## EXERCISE OBJECTIVE
Compute how many lines in the entries below contain "icon", and output nothing but the number.

MATERIAL FOR THIS EXERCISE Start Marker

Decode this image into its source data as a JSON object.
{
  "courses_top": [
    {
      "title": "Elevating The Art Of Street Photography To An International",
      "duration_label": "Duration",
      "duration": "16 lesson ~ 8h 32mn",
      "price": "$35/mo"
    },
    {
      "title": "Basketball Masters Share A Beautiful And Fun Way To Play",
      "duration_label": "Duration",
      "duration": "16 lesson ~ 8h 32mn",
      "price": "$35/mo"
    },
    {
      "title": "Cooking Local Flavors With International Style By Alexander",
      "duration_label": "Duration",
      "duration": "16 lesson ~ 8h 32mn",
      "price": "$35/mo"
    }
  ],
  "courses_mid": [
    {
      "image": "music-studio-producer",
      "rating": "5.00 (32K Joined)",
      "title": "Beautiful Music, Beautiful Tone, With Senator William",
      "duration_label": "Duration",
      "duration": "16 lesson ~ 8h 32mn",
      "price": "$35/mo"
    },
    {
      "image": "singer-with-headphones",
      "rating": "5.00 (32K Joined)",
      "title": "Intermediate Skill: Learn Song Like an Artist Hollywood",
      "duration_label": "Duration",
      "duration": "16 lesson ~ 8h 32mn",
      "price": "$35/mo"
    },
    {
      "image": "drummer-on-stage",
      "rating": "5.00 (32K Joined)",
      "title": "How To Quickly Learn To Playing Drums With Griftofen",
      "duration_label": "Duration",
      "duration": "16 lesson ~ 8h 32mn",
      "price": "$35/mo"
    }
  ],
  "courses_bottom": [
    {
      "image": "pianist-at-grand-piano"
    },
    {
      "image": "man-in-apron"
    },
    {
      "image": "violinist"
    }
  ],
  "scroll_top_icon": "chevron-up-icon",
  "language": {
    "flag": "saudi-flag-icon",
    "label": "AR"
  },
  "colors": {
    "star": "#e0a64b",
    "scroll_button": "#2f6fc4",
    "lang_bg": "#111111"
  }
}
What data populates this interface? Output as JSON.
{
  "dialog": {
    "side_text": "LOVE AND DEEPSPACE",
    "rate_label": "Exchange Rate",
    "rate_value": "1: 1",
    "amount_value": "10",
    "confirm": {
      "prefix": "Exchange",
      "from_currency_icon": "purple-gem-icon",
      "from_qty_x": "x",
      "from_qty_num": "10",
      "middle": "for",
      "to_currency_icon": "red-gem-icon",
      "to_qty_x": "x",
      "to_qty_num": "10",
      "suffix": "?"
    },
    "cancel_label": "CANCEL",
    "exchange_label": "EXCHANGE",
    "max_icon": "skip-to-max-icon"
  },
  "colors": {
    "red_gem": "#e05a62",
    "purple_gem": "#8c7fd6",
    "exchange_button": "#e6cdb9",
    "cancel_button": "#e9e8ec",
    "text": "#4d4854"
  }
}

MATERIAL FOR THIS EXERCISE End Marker

## TASK RESPONSE
5